» Instructions for the task:
Report all lines below with the word "true".

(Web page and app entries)
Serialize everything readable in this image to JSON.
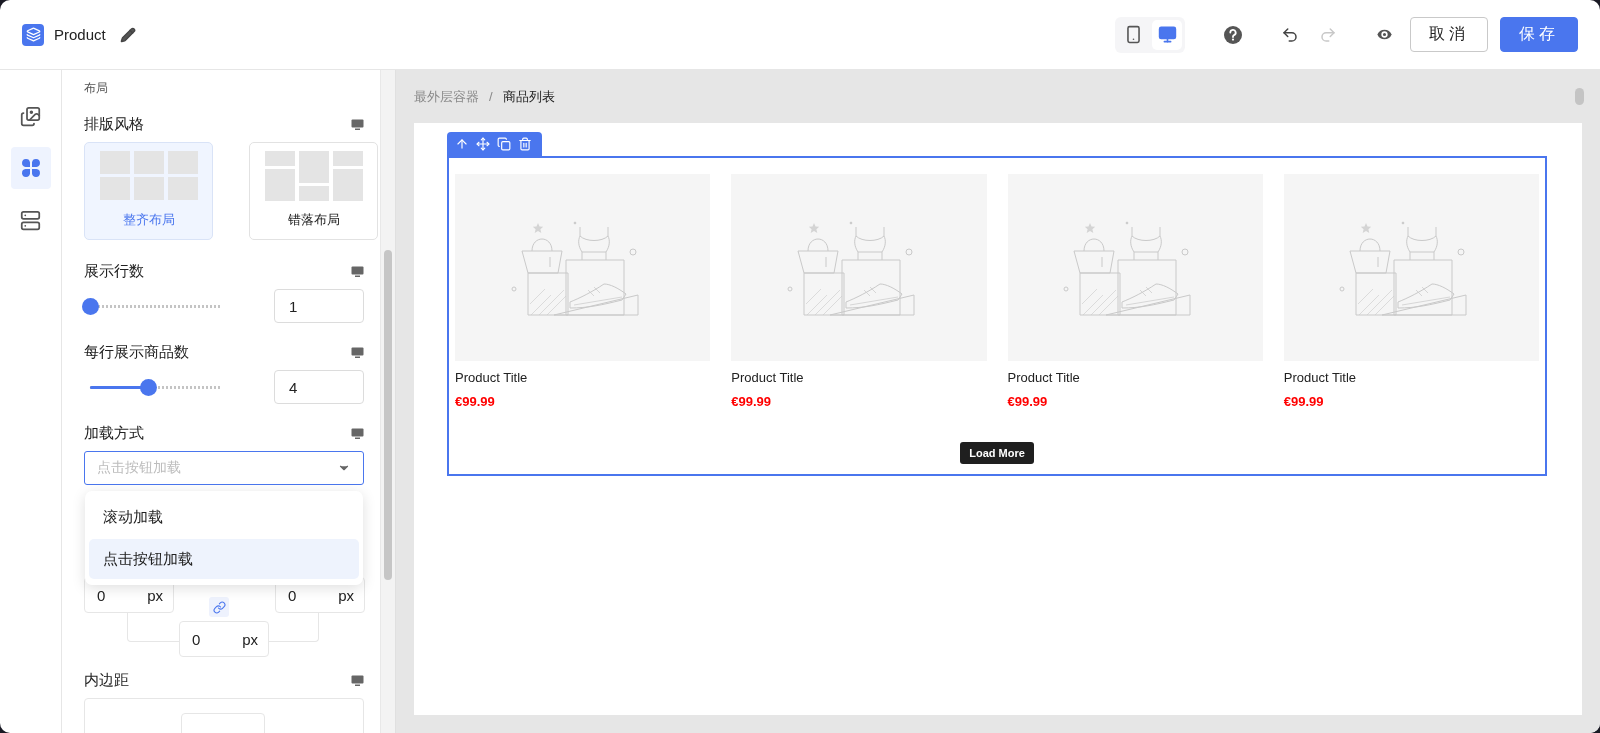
{
  "header": {
    "title": "Product",
    "devices": [
      {
        "kind": "mobile",
        "selected": false
      },
      {
        "kind": "desktop",
        "selected": true
      }
    ],
    "history": [
      {
        "kind": "undo",
        "disabled": false
      },
      {
        "kind": "redo",
        "disabled": true
      }
    ],
    "buttons": [
      {
        "label": "取消",
        "kind": "secondary"
      },
      {
        "label": "保存",
        "kind": "primary"
      }
    ]
  },
  "rail": [
    {
      "kind": "images",
      "selected": false
    },
    {
      "kind": "components",
      "selected": true
    },
    {
      "kind": "list",
      "selected": false
    }
  ],
  "panel": {
    "section": "布局",
    "layout_style": {
      "label": "排版风格",
      "options": [
        {
          "label": "整齐布局",
          "kind": "grid",
          "selected": true
        },
        {
          "label": "错落布局",
          "kind": "masonry",
          "selected": false
        }
      ]
    },
    "rows": {
      "label": "展示行数",
      "level": 0,
      "value": "1"
    },
    "per_row": {
      "label": "每行展示商品数",
      "level": 0.44,
      "value": "4"
    },
    "load_mode": {
      "label": "加载方式",
      "placeholder": "点击按钮加载",
      "open": true,
      "options": [
        {
          "label": "滚动加载",
          "selected": false
        },
        {
          "label": "点击按钮加载",
          "selected": true
        }
      ]
    },
    "margin": [
      {
        "value": "0",
        "unit": "px"
      },
      {
        "value": "0",
        "unit": "px"
      },
      {
        "value": "0",
        "unit": "px"
      }
    ],
    "padding": {
      "label": "内边距"
    }
  },
  "canvas": {
    "breadcrumb": [
      "最外层容器",
      "商品列表"
    ],
    "breadcrumb_separator": "/",
    "products": [
      {
        "title": "Product Title",
        "price": "€99.99"
      },
      {
        "title": "Product Title",
        "price": "€99.99"
      },
      {
        "title": "Product Title",
        "price": "€99.99"
      },
      {
        "title": "Product Title",
        "price": "€99.99"
      }
    ],
    "load_more": "Load More"
  }
}
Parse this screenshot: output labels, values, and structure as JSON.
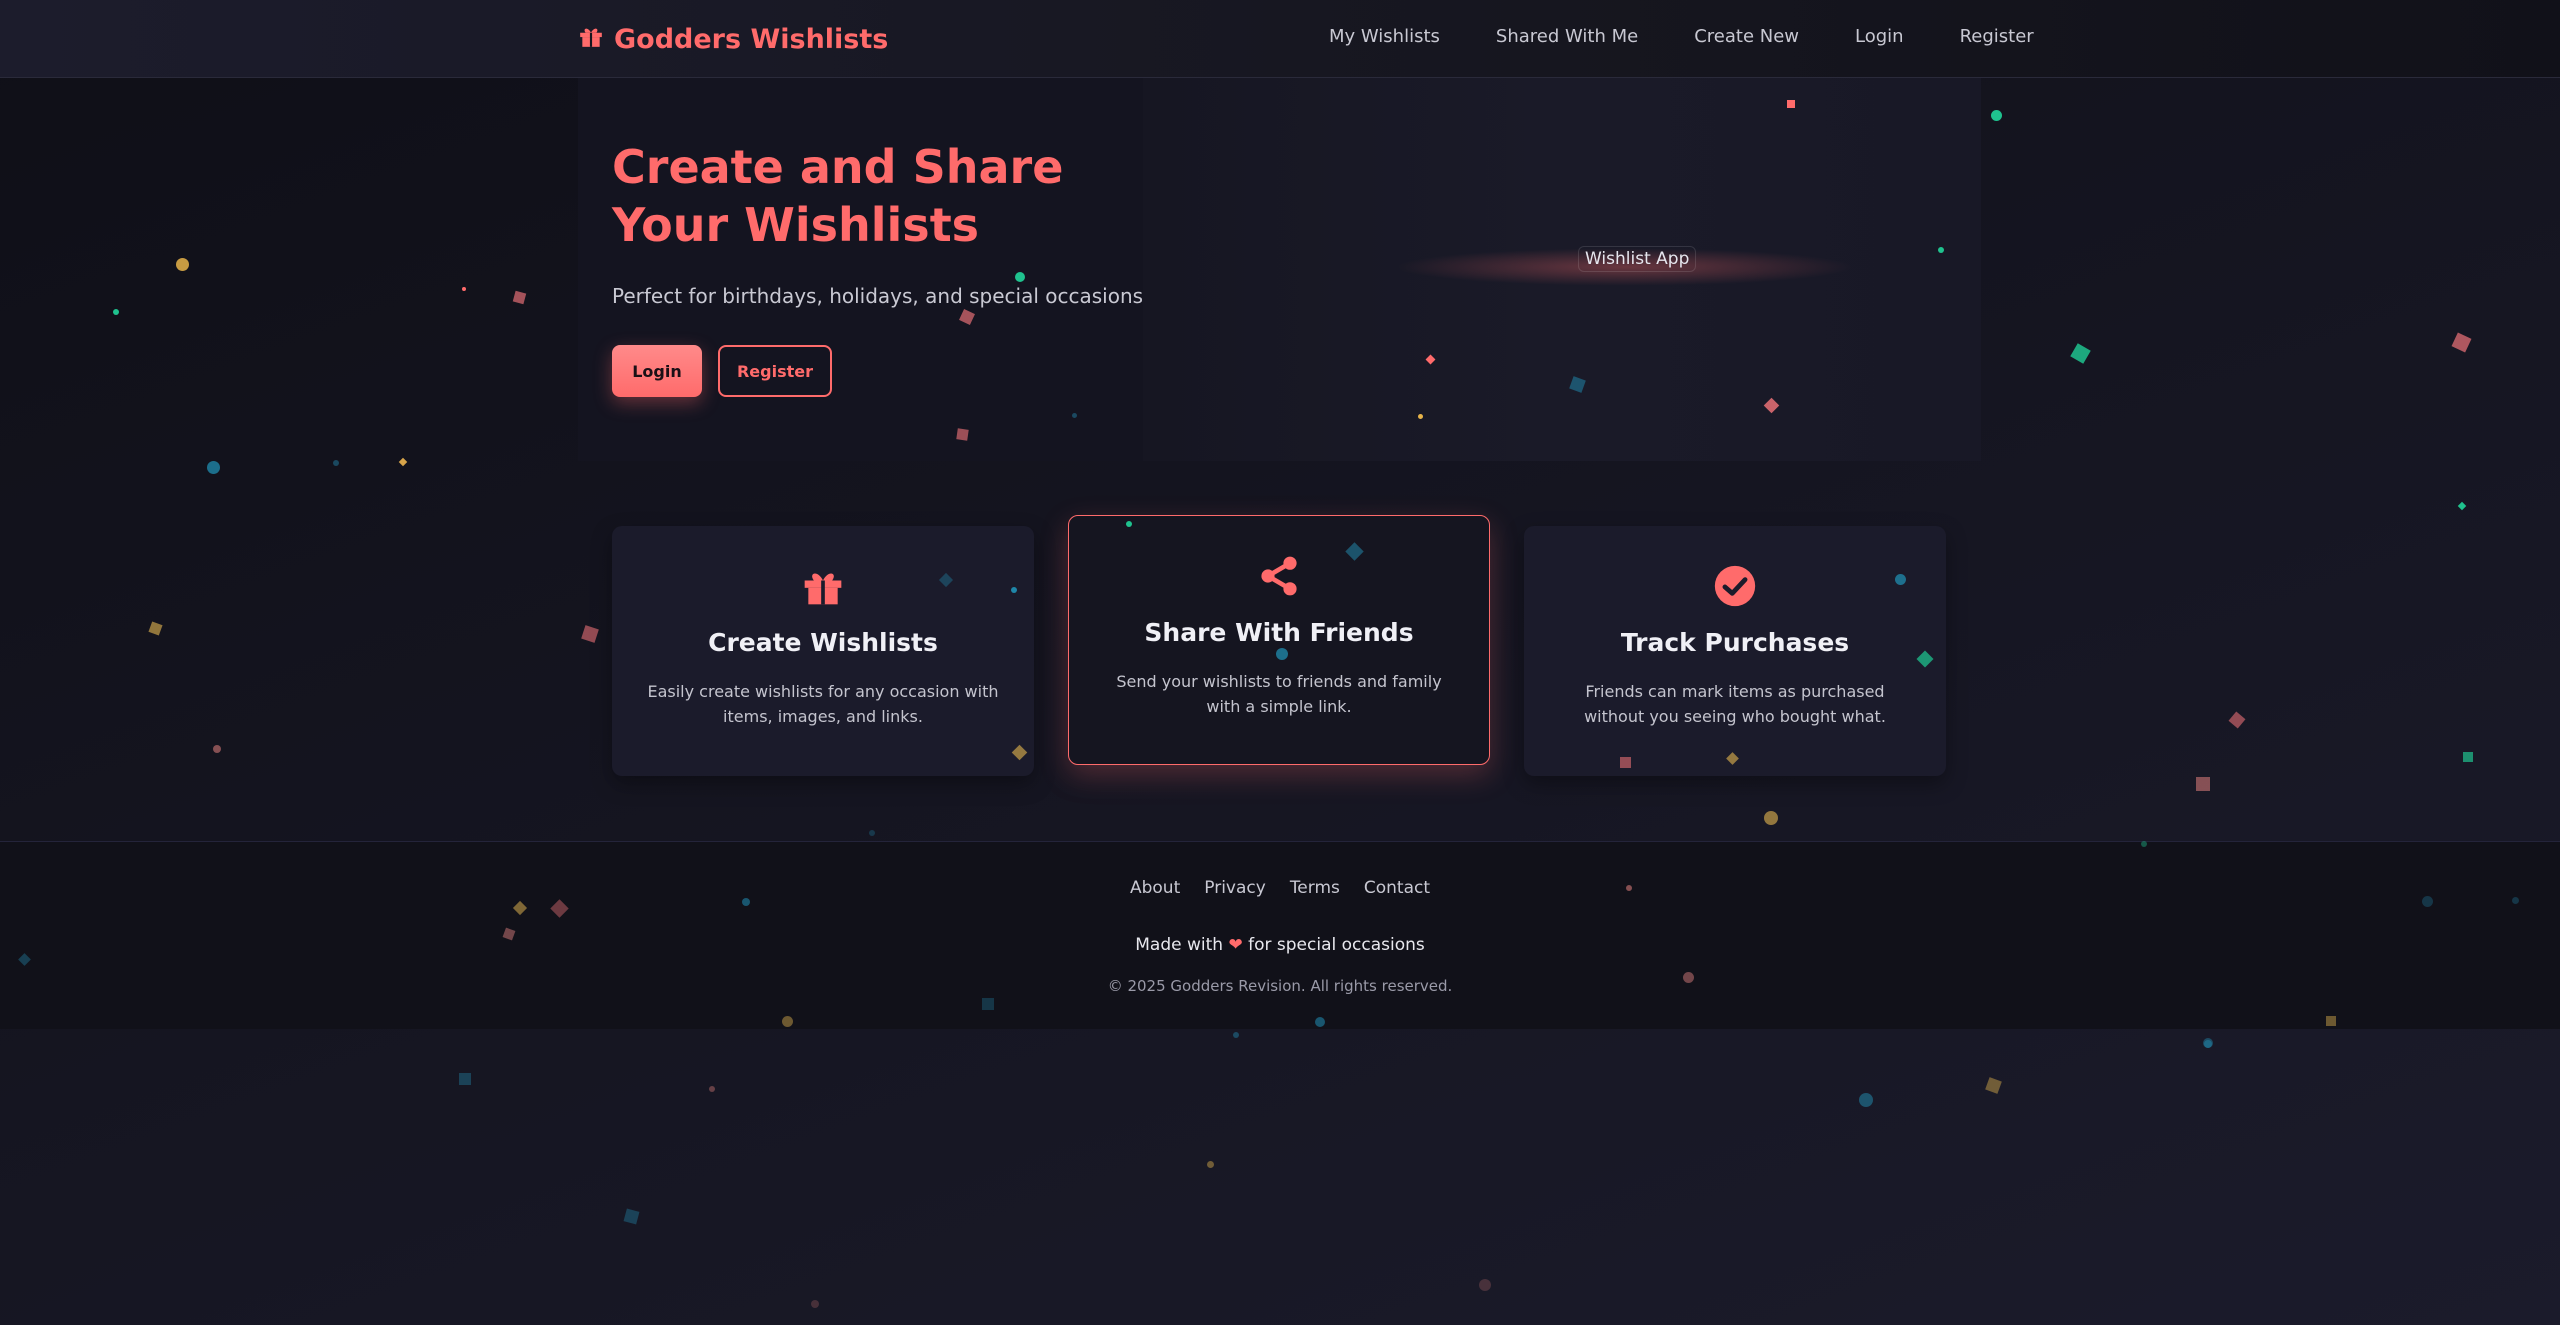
{
  "nav": {
    "brand": "Godders Wishlists",
    "links": [
      "My Wishlists",
      "Shared With Me",
      "Create New",
      "Login",
      "Register"
    ]
  },
  "hero": {
    "title": "Create and Share Your Wishlists",
    "subtitle": "Perfect for birthdays, holidays, and special occasions",
    "login_label": "Login",
    "register_label": "Register",
    "app_badge": "Wishlist App"
  },
  "features": [
    {
      "icon": "gift-icon",
      "title": "Create Wishlists",
      "text": "Easily create wishlists for any occasion with items, images, and links."
    },
    {
      "icon": "share-icon",
      "title": "Share With Friends",
      "text": "Send your wishlists to friends and family with a simple link."
    },
    {
      "icon": "check-circle-icon",
      "title": "Track Purchases",
      "text": "Friends can mark items as purchased without you seeing who bought what."
    }
  ],
  "footer": {
    "links": [
      "About",
      "Privacy",
      "Terms",
      "Contact"
    ],
    "made_prefix": "Made with",
    "heart": "❤",
    "made_suffix": "for special occasions",
    "copyright": "© 2025 Godders Revision. All rights reserved."
  },
  "colors": {
    "accent": "#ff6b6b",
    "background": "#14141f",
    "card": "#1b1b2b"
  }
}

» Task result:
        "selected": true
        "disabled": true
      "selected": true
          "selected": true
      "open": true,
          "selected": true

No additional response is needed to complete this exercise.